Despite international outrage, governments around the world failed to take up an opportunity to improve compliance with the rules of war. At a recent conference, the International Committee of the Red Cross (ICRC) and the government of Switzerland proposed a new mechanism to strengthen compliance with international humanitarian law. However states were ultimately unable to agree on the proposal. As ICRC president Peter Maurer said, ‘States missed an opportunity to help to protect millions of people.’

This failure, while extremely disappointing, was perhaps somewhat expected given the current political climate. All around the world, states involved in armed conflicts believe that national interests, whether expressed as national sovereignty or a global fight against extremism, trump any global accountability mechanism concerning the protection of civilians. This trend is not going away.

Aid agencies negotiate with extremist groups

As well as states playing major roles in conflicts in 2015, rebel groups, militias and self-defence groups also played a part Convincing armed groups to give access to aid agencies so they can help those in need is vital to humanitarian response in conflict-affected areas. Successfully negotiating to gain such access is no mean feat, particularly when groups hold extremist ideologies.

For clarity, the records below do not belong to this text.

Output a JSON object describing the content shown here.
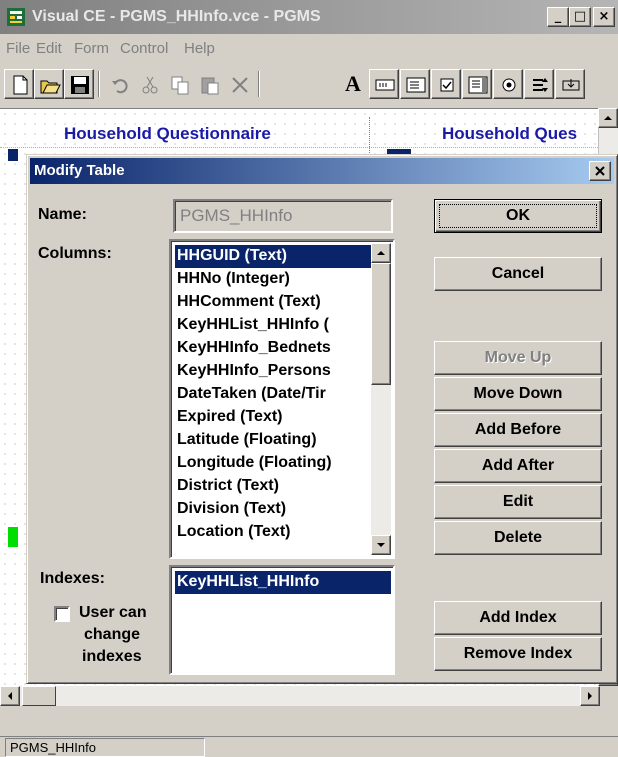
{
  "window": {
    "title": "Visual CE - PGMS_HHInfo.vce - PGMS",
    "minimize": "_",
    "maximize": "□",
    "close": "×"
  },
  "menu": [
    "File",
    "Edit",
    "Form",
    "Control",
    "Help"
  ],
  "toolbar": {
    "text_tool": "A"
  },
  "canvas": {
    "label_left": "Household Questionnaire",
    "label_right": "Household Ques"
  },
  "status": {
    "text": "PGMS_HHInfo"
  },
  "dialog": {
    "title": "Modify Table",
    "name_label": "Name:",
    "name_value": "PGMS_HHInfo",
    "columns_label": "Columns:",
    "columns": [
      "HHGUID (Text)",
      "HHNo (Integer)",
      "HHComment (Text)",
      "KeyHHList_HHInfo (",
      "KeyHHInfo_Bednets",
      "KeyHHInfo_Persons",
      "DateTaken (Date/Tir",
      "Expired (Text)",
      "Latitude (Floating)",
      "Longitude (Floating)",
      "District (Text)",
      "Division (Text)",
      "Location (Text)"
    ],
    "indexes_label": "Indexes:",
    "indexes": [
      "KeyHHList_HHInfo"
    ],
    "user_change_label_1": "User can",
    "user_change_label_2": "change",
    "user_change_label_3": "indexes",
    "buttons": {
      "ok": "OK",
      "cancel": "Cancel",
      "move_up": "Move Up",
      "move_down": "Move Down",
      "add_before": "Add Before",
      "add_after": "Add After",
      "edit": "Edit",
      "delete": "Delete",
      "add_index": "Add Index",
      "remove_index": "Remove Index"
    }
  },
  "colors": {
    "selection": "#0a246a",
    "canvas_label": "#1a1aa6"
  }
}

Negotiations pose reputational risks as well as the risk of breaching counter-terrorism legislation. Certain counter-terrorism measures are so expansive that they risk making assistance of civilians under the control of proscribed groups unlawful, resulting in a ‘chilling effect’, whereby humanitarian organisations are reluctant to engage in negotiations even though they are an essential part of humanitarian action.

The need to invest in negotiations with different warring parties, given how fragmented conflicts are, will persist. In Iraq for example, much of the recent focus has been on IS but the Iraqi security forces, Peshmerga, militia and international troops are all part of the volatile environment aid agencies must operate in.

Record numbers of refugees – and governments struggle to provide long-term support

Today’s wars have fuelled record levels of displacement. In 2014, more people fled from conflicts than at any point in time since World War II –a staggering 59.5 million people. Climate change, grinding poverty and natural disasters have driven even more people to leave their homes, communities and countries behind.

The outlook is bleak: the failure of the international community to address conflicts in countries of origin means people will continue to flee to safer locations, with many risking their lives doing so. No amount of fence-building, closing of borders or criminalising migrants will deter them.

So what does this all mean for the humanitarian sector? Aid can’t solve conflicts, but it is falling short of meeting the scale of needs around the world, through weaknesses of its own. The humanitarian system is desperately in need of a paradigm shift to be more effective, more inclusive, more flexibly financed and better able to meet people’s needs. Not just because the World Humanitarian Summit is around the corner, but because people affected by conflict depend on it.